* Exercise *
Across all the entries below, how many lines mention the string "Incluir"? Respond with a single number.

##############################

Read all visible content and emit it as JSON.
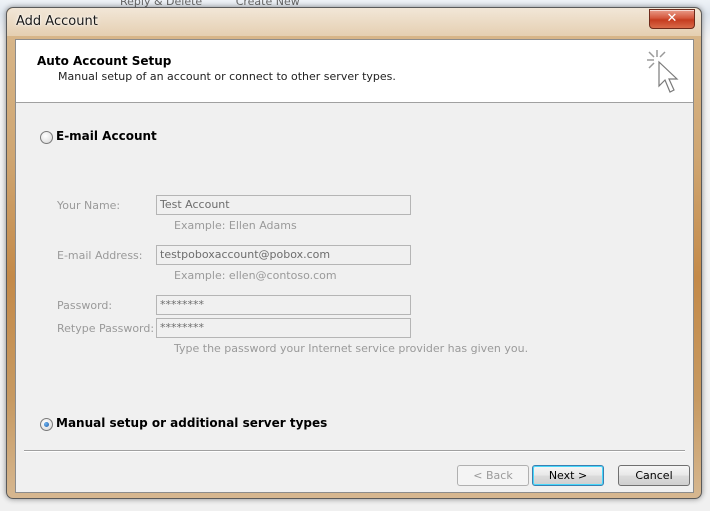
{
  "background": {
    "toolbar_items": [
      "Reply & Delete",
      "Create New"
    ]
  },
  "dialog": {
    "title": "Add Account",
    "close_label": "✕"
  },
  "header": {
    "title": "Auto Account Setup",
    "subtitle": "Manual setup of an account or connect to other server types.",
    "icon": "cursor-click-icon"
  },
  "options": {
    "email_account": {
      "label": "E-mail Account",
      "checked": false
    },
    "manual_setup": {
      "label": "Manual setup or additional server types",
      "checked": true
    }
  },
  "form": {
    "name": {
      "label": "Your Name:",
      "value": "Test Account",
      "example": "Example: Ellen Adams"
    },
    "email": {
      "label": "E-mail Address:",
      "value": "testpoboxaccount@pobox.com",
      "example": "Example: ellen@contoso.com"
    },
    "password": {
      "label": "Password:",
      "value": "********"
    },
    "retype_password": {
      "label": "Retype Password:",
      "value": "********"
    },
    "password_hint": "Type the password your Internet service provider has given you."
  },
  "buttons": {
    "back": "< Back",
    "next": "Next >",
    "cancel": "Cancel"
  },
  "colors": {
    "frame_accent": "#c48a49",
    "radio_dot": "#1a5aa8"
  }
}
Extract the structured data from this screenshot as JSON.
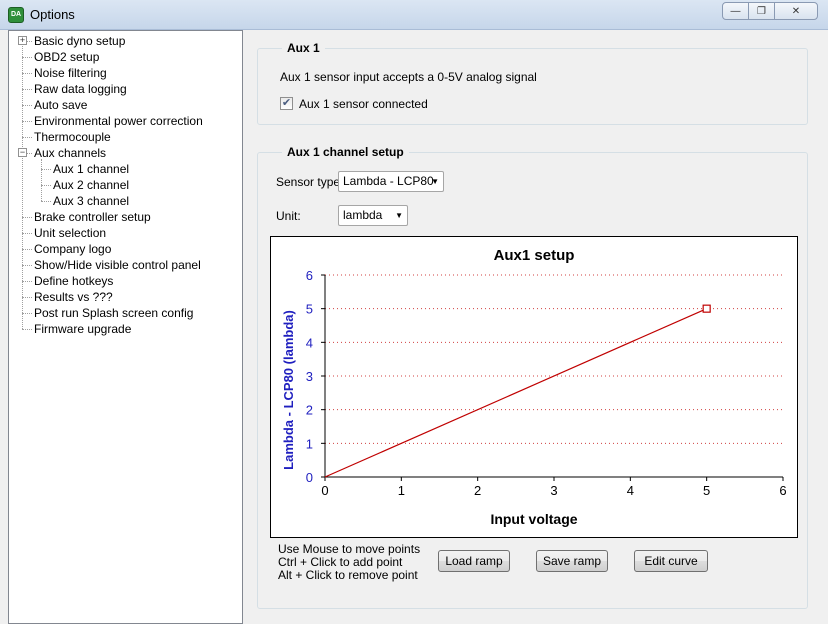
{
  "window": {
    "title": "Options",
    "app_icon_text": "DA"
  },
  "tree": {
    "items": [
      {
        "label": "Basic dyno setup",
        "level": 0,
        "expander": "+"
      },
      {
        "label": "OBD2 setup",
        "level": 0
      },
      {
        "label": "Noise filtering",
        "level": 0
      },
      {
        "label": "Raw data logging",
        "level": 0
      },
      {
        "label": "Auto save",
        "level": 0
      },
      {
        "label": "Environmental power correction",
        "level": 0
      },
      {
        "label": "Thermocouple",
        "level": 0
      },
      {
        "label": "Aux channels",
        "level": 0,
        "expander": "-"
      },
      {
        "label": "Aux 1 channel",
        "level": 1
      },
      {
        "label": "Aux 2 channel",
        "level": 1
      },
      {
        "label": "Aux 3 channel",
        "level": 1
      },
      {
        "label": "Brake controller setup",
        "level": 0
      },
      {
        "label": "Unit selection",
        "level": 0
      },
      {
        "label": "Company logo",
        "level": 0
      },
      {
        "label": "Show/Hide visible control panel",
        "level": 0
      },
      {
        "label": "Define hotkeys",
        "level": 0
      },
      {
        "label": "Results vs ???",
        "level": 0
      },
      {
        "label": "Post run Splash screen config",
        "level": 0
      },
      {
        "label": "Firmware upgrade",
        "level": 0
      }
    ]
  },
  "aux_group": {
    "title": "Aux 1",
    "description": "Aux 1 sensor input accepts a 0-5V analog signal",
    "checkbox_label": "Aux 1 sensor connected",
    "checkbox_checked": true
  },
  "setup_group": {
    "title": "Aux 1 channel setup",
    "sensor_type_label": "Sensor type:",
    "sensor_type_value": "Lambda - LCP80",
    "unit_label": "Unit:",
    "unit_value": "lambda",
    "help_lines": [
      "Use Mouse to move points",
      "Ctrl + Click to add point",
      "Alt + Click to remove point"
    ],
    "buttons": {
      "load": "Load ramp",
      "save": "Save ramp",
      "edit": "Edit curve"
    }
  },
  "chart_data": {
    "type": "line",
    "title": "Aux1 setup",
    "xlabel": "Input voltage",
    "ylabel": "Lambda - LCP80 (lambda)",
    "xlim": [
      0,
      6
    ],
    "ylim": [
      0,
      6
    ],
    "x_ticks": [
      "0",
      "1",
      "2",
      "3",
      "4",
      "5",
      "6"
    ],
    "y_ticks": [
      "0",
      "1",
      "2",
      "3",
      "4",
      "5",
      "6"
    ],
    "grid": true,
    "series": [
      {
        "x": [
          0,
          5
        ],
        "y": [
          0,
          5
        ],
        "color": "#c00000",
        "marker_last": "square"
      }
    ]
  }
}
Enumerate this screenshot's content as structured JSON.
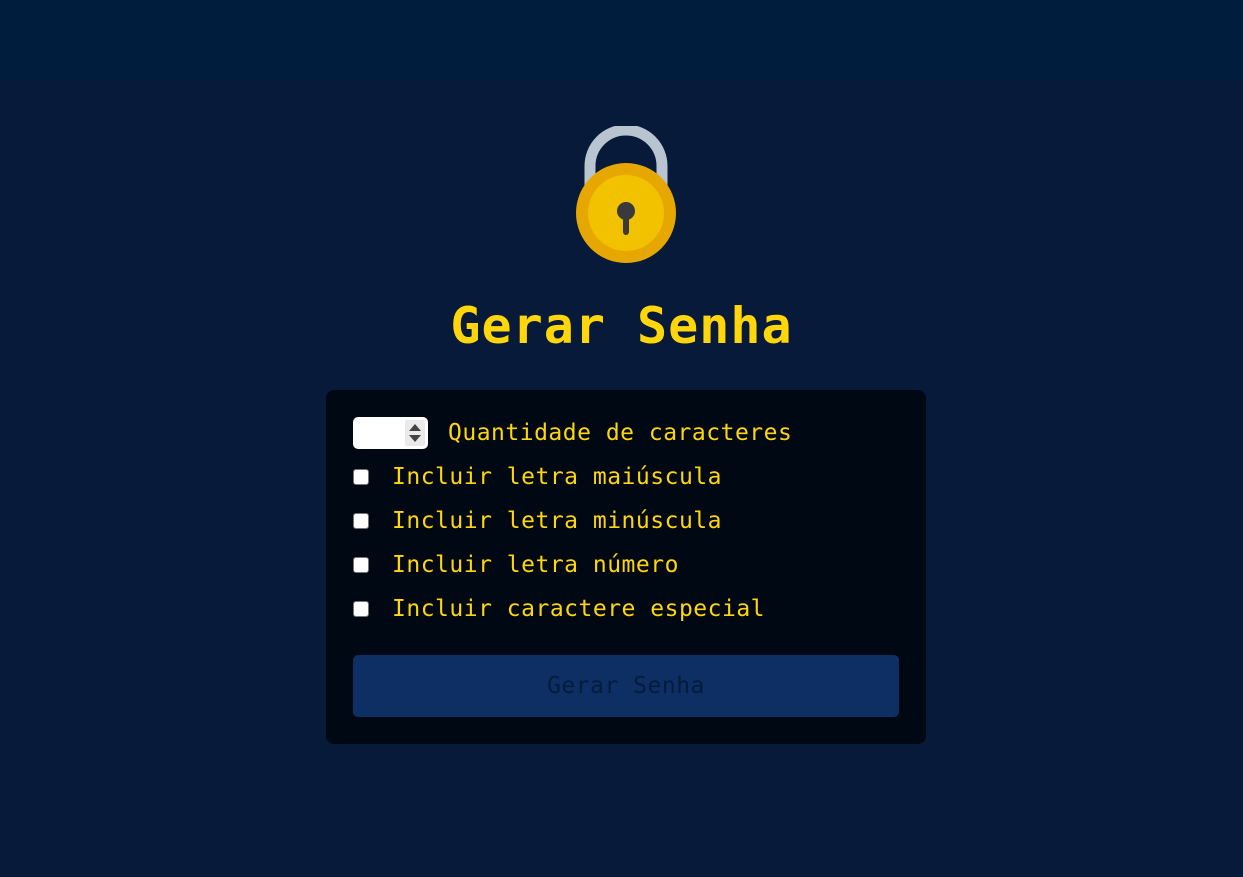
{
  "header": {
    "title": "Gerar Senha",
    "logo_icon": "padlock-icon"
  },
  "form": {
    "length_input": {
      "value": "",
      "label": "Quantidade de caracteres"
    },
    "options": [
      {
        "label": "Incluir letra maiúscula",
        "checked": false
      },
      {
        "label": "Incluir letra minúscula",
        "checked": false
      },
      {
        "label": "Incluir letra número",
        "checked": false
      },
      {
        "label": "Incluir caractere especial",
        "checked": false
      }
    ],
    "submit_label": "Gerar Senha"
  },
  "colors": {
    "background": "#071a3a",
    "topbar": "#001d3d",
    "card": "#000814",
    "accent": "#ffd60a",
    "button": "#0e2f63"
  }
}
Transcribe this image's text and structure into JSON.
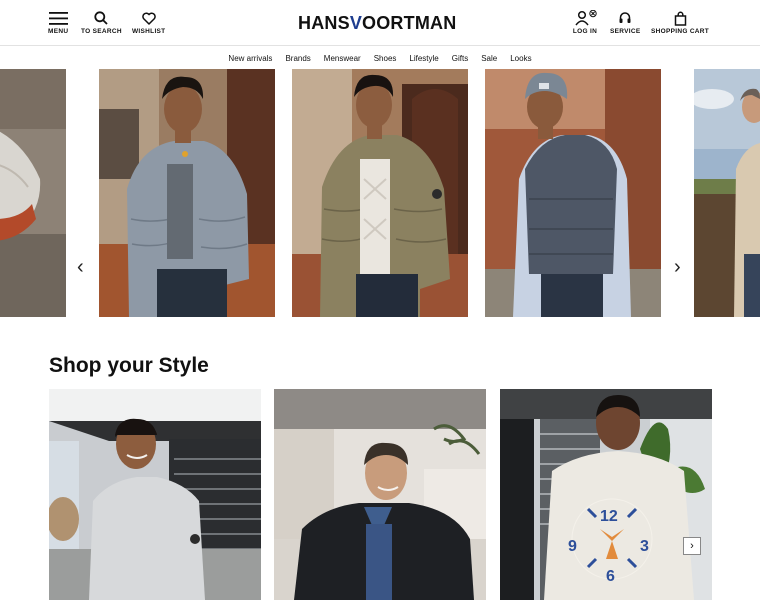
{
  "header": {
    "menu_label": "MENU",
    "search_label": "TO SEARCH",
    "wishlist_label": "WISHLIST",
    "logo_part1": "HANS",
    "logo_v": "V",
    "logo_part2": "OORTMAN",
    "login_label": "LOG IN",
    "service_label": "SERVICE",
    "cart_label": "SHOPPING CART"
  },
  "nav": {
    "items": [
      "New arrivals",
      "Brands",
      "Menswear",
      "Shoes",
      "Lifestyle",
      "Gifts",
      "Sale",
      "Looks"
    ]
  },
  "carousel": {
    "prev_arrow": "‹",
    "next_arrow": "›"
  },
  "shop_style": {
    "title": "Shop your Style",
    "next_button": "›"
  }
}
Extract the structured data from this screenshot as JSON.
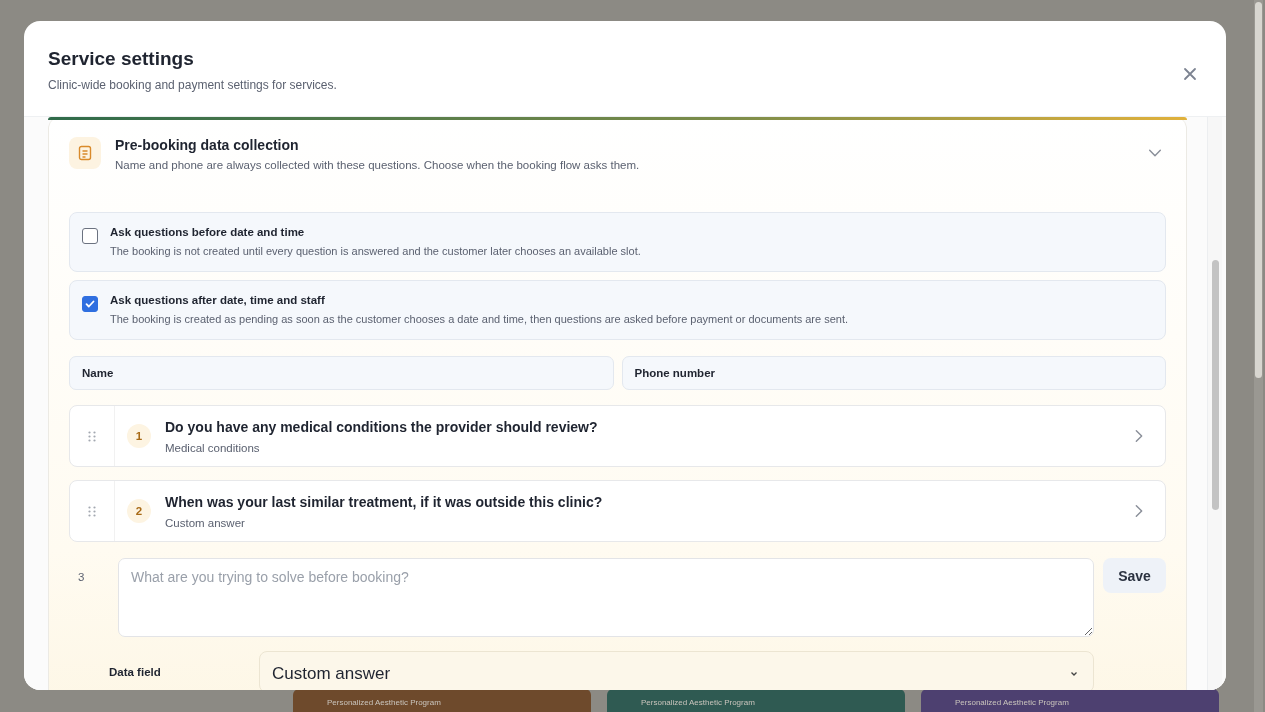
{
  "background": {
    "cards": [
      {
        "subtitle": "Personalized Aesthetic Program",
        "color": "#6e4a2c"
      },
      {
        "subtitle": "Personalized Aesthetic Program",
        "color": "#2f5a52"
      },
      {
        "subtitle": "Personalized Aesthetic Program",
        "color": "#4d4070"
      }
    ]
  },
  "dialog": {
    "title": "Service settings",
    "subtitle": "Clinic-wide booking and payment settings for services.",
    "section": {
      "title": "Pre-booking data collection",
      "description": "Name and phone are always collected with these questions. Choose when the booking flow asks them.",
      "expanded": true,
      "timing_options": [
        {
          "label": "Ask questions before date and time",
          "description": "The booking is not created until every question is answered and the customer later chooses an available slot.",
          "checked": false
        },
        {
          "label": "Ask questions after date, time and staff",
          "description": "The booking is created as pending as soon as the customer chooses a date and time, then questions are asked before payment or documents are sent.",
          "checked": true
        }
      ],
      "fixed_fields": [
        "Name",
        "Phone number"
      ],
      "questions": [
        {
          "number": "1",
          "title": "Do you have any medical conditions the provider should review?",
          "data_field": "Medical conditions"
        },
        {
          "number": "2",
          "title": "When was your last similar treatment, if it was outside this clinic?",
          "data_field": "Custom answer"
        }
      ],
      "new_question": {
        "number": "3",
        "placeholder": "What are you trying to solve before booking?",
        "save": "Save",
        "data_field_label": "Data field",
        "data_field_value": "Custom answer"
      }
    }
  }
}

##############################

* Answer to the exercise *
4